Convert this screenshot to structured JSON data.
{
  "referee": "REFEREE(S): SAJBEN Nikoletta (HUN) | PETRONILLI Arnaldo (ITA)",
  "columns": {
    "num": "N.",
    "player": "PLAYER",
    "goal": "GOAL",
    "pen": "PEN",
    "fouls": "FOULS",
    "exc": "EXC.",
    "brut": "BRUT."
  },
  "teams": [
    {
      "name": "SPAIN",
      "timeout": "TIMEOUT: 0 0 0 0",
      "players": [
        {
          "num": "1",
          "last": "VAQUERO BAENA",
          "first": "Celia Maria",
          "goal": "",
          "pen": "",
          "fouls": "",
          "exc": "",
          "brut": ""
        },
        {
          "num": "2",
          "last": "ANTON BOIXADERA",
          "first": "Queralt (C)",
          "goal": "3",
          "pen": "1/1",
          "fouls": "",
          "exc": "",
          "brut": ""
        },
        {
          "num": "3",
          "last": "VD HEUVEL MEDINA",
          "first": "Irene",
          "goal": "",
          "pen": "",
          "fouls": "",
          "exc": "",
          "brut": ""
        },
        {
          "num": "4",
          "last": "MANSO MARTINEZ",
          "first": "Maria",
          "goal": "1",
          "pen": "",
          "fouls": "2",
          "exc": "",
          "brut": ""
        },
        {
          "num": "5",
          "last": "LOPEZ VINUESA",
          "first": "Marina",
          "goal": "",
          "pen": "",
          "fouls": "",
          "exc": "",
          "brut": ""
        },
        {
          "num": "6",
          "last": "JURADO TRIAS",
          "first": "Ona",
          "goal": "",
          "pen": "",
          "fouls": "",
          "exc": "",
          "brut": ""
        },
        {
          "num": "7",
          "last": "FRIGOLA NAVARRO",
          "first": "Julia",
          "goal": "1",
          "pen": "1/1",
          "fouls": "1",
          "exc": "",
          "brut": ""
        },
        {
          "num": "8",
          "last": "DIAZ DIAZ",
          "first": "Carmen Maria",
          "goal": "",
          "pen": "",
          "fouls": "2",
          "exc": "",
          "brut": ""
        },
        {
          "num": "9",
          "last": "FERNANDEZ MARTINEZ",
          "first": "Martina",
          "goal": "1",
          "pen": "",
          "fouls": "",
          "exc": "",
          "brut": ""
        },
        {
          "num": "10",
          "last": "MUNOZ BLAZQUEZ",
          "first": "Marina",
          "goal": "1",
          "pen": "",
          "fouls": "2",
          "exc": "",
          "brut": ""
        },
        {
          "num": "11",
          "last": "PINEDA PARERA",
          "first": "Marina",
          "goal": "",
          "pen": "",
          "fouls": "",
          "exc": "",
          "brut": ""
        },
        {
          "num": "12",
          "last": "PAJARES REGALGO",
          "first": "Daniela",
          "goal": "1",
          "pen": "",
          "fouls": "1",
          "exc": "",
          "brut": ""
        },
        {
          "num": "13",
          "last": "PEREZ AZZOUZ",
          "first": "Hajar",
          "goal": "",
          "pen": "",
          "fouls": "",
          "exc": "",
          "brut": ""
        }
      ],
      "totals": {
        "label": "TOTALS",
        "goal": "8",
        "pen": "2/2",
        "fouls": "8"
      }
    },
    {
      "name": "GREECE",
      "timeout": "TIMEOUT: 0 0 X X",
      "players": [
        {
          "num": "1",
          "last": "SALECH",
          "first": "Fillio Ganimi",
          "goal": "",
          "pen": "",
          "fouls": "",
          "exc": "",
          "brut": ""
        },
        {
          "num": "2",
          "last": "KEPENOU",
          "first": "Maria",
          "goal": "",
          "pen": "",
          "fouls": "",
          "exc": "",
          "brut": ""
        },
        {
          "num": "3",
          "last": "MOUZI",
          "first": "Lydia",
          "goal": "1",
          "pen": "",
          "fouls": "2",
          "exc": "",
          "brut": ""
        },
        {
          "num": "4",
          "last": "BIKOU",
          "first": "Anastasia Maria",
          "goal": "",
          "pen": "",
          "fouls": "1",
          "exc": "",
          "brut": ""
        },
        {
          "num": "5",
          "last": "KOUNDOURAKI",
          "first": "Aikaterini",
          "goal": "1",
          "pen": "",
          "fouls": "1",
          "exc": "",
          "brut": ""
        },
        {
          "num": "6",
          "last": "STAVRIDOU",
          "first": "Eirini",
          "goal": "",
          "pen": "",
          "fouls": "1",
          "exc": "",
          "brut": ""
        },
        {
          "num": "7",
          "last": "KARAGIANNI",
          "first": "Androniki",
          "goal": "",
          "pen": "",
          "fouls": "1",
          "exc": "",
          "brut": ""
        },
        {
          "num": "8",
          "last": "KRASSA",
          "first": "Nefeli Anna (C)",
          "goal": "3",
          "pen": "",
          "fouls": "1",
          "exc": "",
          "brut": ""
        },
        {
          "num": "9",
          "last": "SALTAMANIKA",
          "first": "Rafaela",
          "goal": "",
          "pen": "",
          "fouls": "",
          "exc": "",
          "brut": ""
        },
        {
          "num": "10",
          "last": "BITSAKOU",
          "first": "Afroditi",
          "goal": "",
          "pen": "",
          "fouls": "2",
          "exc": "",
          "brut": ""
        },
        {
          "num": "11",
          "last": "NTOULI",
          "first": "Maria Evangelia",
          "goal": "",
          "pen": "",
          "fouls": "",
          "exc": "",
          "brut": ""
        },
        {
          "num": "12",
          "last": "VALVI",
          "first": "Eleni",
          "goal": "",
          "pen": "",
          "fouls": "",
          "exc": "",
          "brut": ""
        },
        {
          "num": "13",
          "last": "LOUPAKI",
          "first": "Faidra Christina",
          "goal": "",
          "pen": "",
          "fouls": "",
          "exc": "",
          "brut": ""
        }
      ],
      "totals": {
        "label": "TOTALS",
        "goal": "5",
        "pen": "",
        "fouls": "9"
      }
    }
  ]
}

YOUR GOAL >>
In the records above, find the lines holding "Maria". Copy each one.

EXERCISE RESPONSE >>
          "first": "Celia Maria",
          "first": "Maria",
          "first": "Carmen Maria",
          "first": "Maria",
          "first": "Anastasia Maria",
          "first": "Maria Evangelia",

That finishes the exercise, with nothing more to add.